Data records

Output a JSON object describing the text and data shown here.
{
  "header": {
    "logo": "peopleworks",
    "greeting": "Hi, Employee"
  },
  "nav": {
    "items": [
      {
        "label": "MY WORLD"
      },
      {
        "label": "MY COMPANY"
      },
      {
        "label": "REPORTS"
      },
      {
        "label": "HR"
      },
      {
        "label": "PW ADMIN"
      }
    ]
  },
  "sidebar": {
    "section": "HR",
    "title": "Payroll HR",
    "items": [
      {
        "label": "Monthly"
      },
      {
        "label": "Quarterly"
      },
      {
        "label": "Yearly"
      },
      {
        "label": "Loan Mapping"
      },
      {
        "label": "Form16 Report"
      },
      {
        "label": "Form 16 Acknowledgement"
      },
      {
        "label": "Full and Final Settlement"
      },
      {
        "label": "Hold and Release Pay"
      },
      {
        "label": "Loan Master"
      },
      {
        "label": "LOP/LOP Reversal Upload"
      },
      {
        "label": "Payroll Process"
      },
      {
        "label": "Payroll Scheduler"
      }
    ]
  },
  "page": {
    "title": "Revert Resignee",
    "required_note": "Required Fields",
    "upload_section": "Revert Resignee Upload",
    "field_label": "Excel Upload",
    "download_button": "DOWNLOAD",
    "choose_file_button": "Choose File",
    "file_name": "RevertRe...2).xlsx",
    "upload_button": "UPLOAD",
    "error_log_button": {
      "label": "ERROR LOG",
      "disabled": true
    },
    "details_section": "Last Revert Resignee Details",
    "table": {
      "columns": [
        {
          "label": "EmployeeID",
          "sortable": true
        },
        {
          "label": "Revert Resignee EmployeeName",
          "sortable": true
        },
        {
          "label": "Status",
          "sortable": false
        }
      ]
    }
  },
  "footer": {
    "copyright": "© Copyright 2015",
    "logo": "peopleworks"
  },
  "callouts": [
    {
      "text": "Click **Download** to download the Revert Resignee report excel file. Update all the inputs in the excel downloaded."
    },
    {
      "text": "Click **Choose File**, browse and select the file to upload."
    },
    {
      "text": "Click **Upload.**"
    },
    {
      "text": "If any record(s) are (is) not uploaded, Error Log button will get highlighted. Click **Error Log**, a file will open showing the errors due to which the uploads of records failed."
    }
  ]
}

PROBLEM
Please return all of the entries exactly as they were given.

RESPONSE AREA
Output a JSON object describing the text and data shown here.
{
  "header": {
    "logo": "peopleworks",
    "greeting": "Hi, Employee"
  },
  "nav": {
    "items": [
      {
        "label": "MY WORLD"
      },
      {
        "label": "MY COMPANY"
      },
      {
        "label": "REPORTS"
      },
      {
        "label": "HR"
      },
      {
        "label": "PW ADMIN"
      }
    ]
  },
  "sidebar": {
    "section": "HR",
    "title": "Payroll HR",
    "items": [
      {
        "label": "Monthly"
      },
      {
        "label": "Quarterly"
      },
      {
        "label": "Yearly"
      },
      {
        "label": "Loan Mapping"
      },
      {
        "label": "Form16 Report"
      },
      {
        "label": "Form 16 Acknowledgement"
      },
      {
        "label": "Full and Final Settlement"
      },
      {
        "label": "Hold and Release Pay"
      },
      {
        "label": "Loan Master"
      },
      {
        "label": "LOP/LOP Reversal Upload"
      },
      {
        "label": "Payroll Process"
      },
      {
        "label": "Payroll Scheduler"
      }
    ]
  },
  "page": {
    "title": "Revert Resignee",
    "required_note": "Required Fields",
    "upload_section": "Revert Resignee Upload",
    "field_label": "Excel Upload",
    "download_button": "DOWNLOAD",
    "choose_file_button": "Choose File",
    "file_name": "RevertRe...2).xlsx",
    "upload_button": "UPLOAD",
    "error_log_button": {
      "label": "ERROR LOG",
      "disabled": true
    },
    "details_section": "Last Revert Resignee Details",
    "table": {
      "columns": [
        {
          "label": "EmployeeID",
          "sortable": true
        },
        {
          "label": "Revert Resignee EmployeeName",
          "sortable": true
        },
        {
          "label": "Status",
          "sortable": false
        }
      ]
    }
  },
  "footer": {
    "copyright": "© Copyright 2015",
    "logo": "peopleworks"
  },
  "callouts": [
    {
      "text": "Click **Download** to download the Revert Resignee report excel file. Update all the inputs in the excel downloaded."
    },
    {
      "text": "Click **Choose File**, browse and select the file to upload."
    },
    {
      "text": "Click **Upload.**"
    },
    {
      "text": "If any record(s) are (is) not uploaded, Error Log button will get highlighted. Click **Error Log**, a file will open showing the errors due to which the uploads of records failed."
    }
  ]
}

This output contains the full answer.